Trust brokers Pupukea preservation deal
The 1,100-acre Pupukea-Paumalu bluff-top property offers a bird's-eye view of North Shore surf spots
A decades-long movement to save a 1,100-acre swath of Oahu's North Shore from development moved forward last week as the state Board of Land and Natural Resources approved buying the land.
"We're really pleased that the board gave the tentative approval," said Lea Hong, executive director of the Trust for Public Land Hawaii, which has worked to gather various public and private moneys to make the $7.95 million purchase.
The Pupukea-Paumalu bluff-top land offers a bird's-eye view of surf spots like Sunset Beach and Pipeline, Hong said.
"The land speaks for itself" as to why it is important, Hong said.

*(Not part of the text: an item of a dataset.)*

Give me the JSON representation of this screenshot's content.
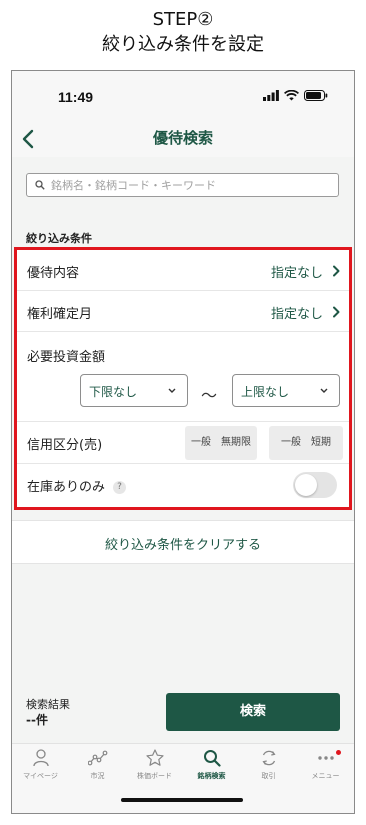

Owner Obayashi Hawaii Corp. planned in the 1990s to build an extensive housing development called Lihi Lani, which was to include a golf course, an equestrian facility and even its own sewage plant. The company later decided not to develop and put the land, which it bought in 1974 for $7 million, up for sale.
Hong praised the Japanese company for its patience in waiting for various parties to get the money to buy the land, which could have been sold for considerably more money.

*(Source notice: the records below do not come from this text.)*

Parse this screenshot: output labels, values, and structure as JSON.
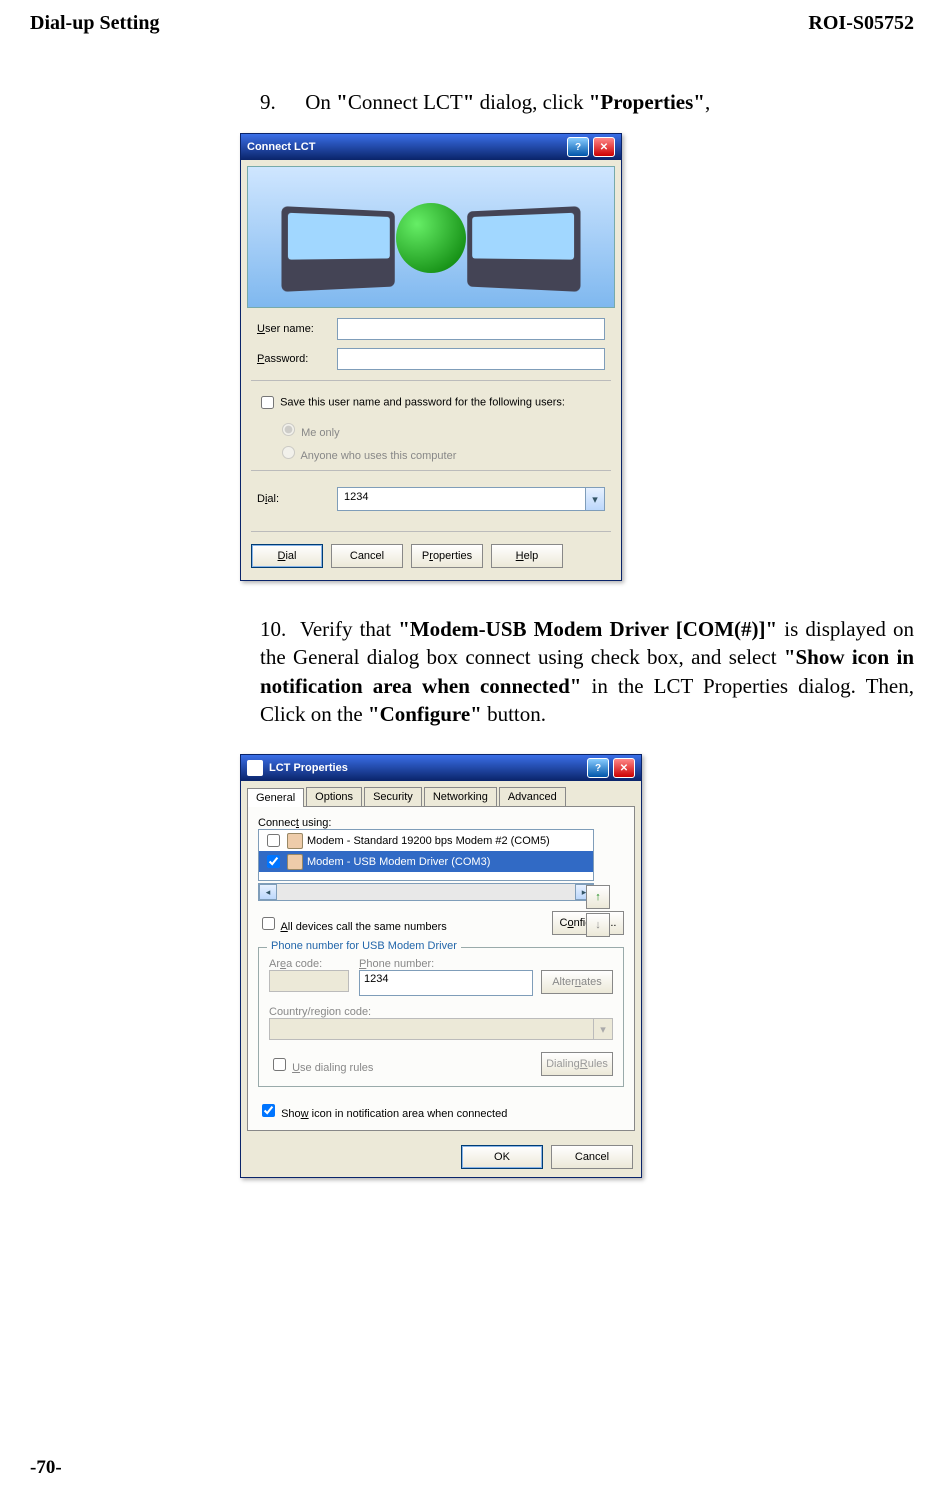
{
  "header": {
    "left": "Dial-up Setting",
    "right": "ROI-S05752"
  },
  "footer": "-70-",
  "step9": {
    "num": "9.",
    "pre": "On ",
    "q1": "\"",
    "connect_lct": "Connect LCT",
    "q2": "\"",
    "mid": " dialog, click ",
    "q3": "\"Properties\"",
    "post": ","
  },
  "connect_dialog": {
    "title": "Connect LCT",
    "username_label": "User name:",
    "password_label": "Password:",
    "save_chk": "Save this user name and password for the following users:",
    "me_only": "Me only",
    "anyone": "Anyone who uses this computer",
    "dial_label": "Dial:",
    "dial_value": "1234",
    "btn_dial": "Dial",
    "btn_cancel": "Cancel",
    "btn_props": "Properties",
    "btn_help": "Help"
  },
  "step10": {
    "num": "10.",
    "t1": "Verify that ",
    "b1": "\"Modem-USB Modem Driver [COM(#)]\"",
    "t2": " is displayed on the General dialog box connect using check box, and select ",
    "b2": "\"Show icon in notification area when connected\"",
    "t3": " in the LCT Properties dialog. Then, Click on the ",
    "b3": "\"Configure\"",
    "t4": " button."
  },
  "props_dialog": {
    "title": "LCT Properties",
    "tabs": [
      "General",
      "Options",
      "Security",
      "Networking",
      "Advanced"
    ],
    "connect_using": "Connect using:",
    "modem1": "Modem - Standard 19200 bps Modem #2 (COM5)",
    "modem2": "Modem - USB Modem Driver (COM3)",
    "all_devices": "All devices call the same numbers",
    "configure_btn": "Configure...",
    "group_title": "Phone number for USB Modem Driver",
    "area_code": "Area code:",
    "phone_number": "Phone number:",
    "phone_value": "1234",
    "alternates": "Alternates",
    "country": "Country/region code:",
    "use_rules": "Use dialing rules",
    "dialing_rules": "Dialing Rules",
    "show_icon": "Show icon in notification area when connected",
    "ok": "OK",
    "cancel": "Cancel",
    "up_icon": "↑",
    "down_icon": "↓"
  }
}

"They really worked with us. It was really brave of them to consider selling their land with us," Hong said. "It's a complicated process, and couldn't be accomplished without a willing seller."

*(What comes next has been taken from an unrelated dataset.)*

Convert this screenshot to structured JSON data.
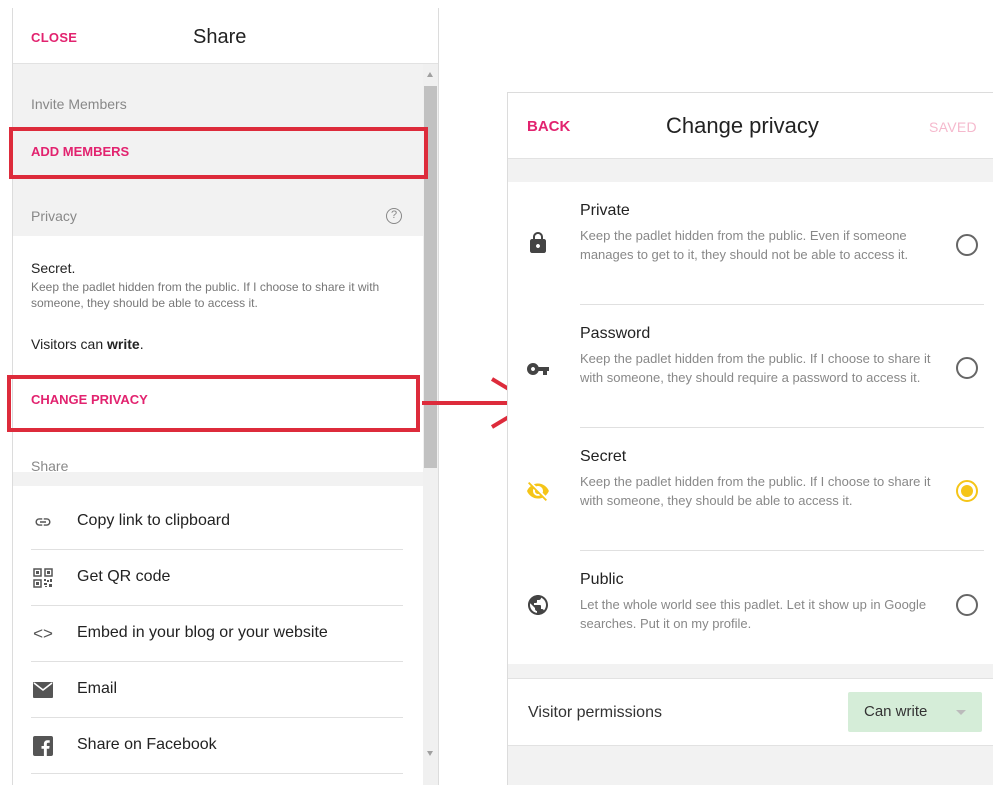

Pledges include $3 million from the Army, $1 million from the state, $1.9 million from a National Oceanic and Atmospheric Administration coastal estuarine land conservation program, a $600,000 National Park Service conservation grant and more than $200,000 in private donations to the North Shore Community Land Trust, she said.
As part of the overall purchase, the city is to spend $1 million to buy 26 acres on Kamehameha Highway, immediately next to Sunset Elementary School, for use as a nature preserve, Hong said.
The remainder of the land is on top of the bluffs, she said.
The state still has things to do before closing the deal, including geological assessment of rockfall risks from the cliff tops to lands below and ensuring that the two federal grants can be used together, according to information submitted to the Land Board.
Restoring the land classification back to its original "agriculture" designation is pending before the state Land Use Commission, Hong said. The land will have a permanent conservation overlay that will prevent it from ever being developed, she said.
The state Parks Division will have control of the land. There are no immediate plans for what the division will do with the land, but ideas include low-impact uses such as hiking, native plant restoration and possibly tent camping.
"It's a great success, a wonderful culmination of decades of work of the community coming together in terms of protecting the rural character of the North Shore," Hong said. "It's fantastic."
Thursday, January 18, 2007
» The state is buying North Shore land that was previously slated for a development called Lihi Lani. A Tuesday headline on Page A3 incorrectly stated that the land would be purchased by the Trust for Public Land Hawaii.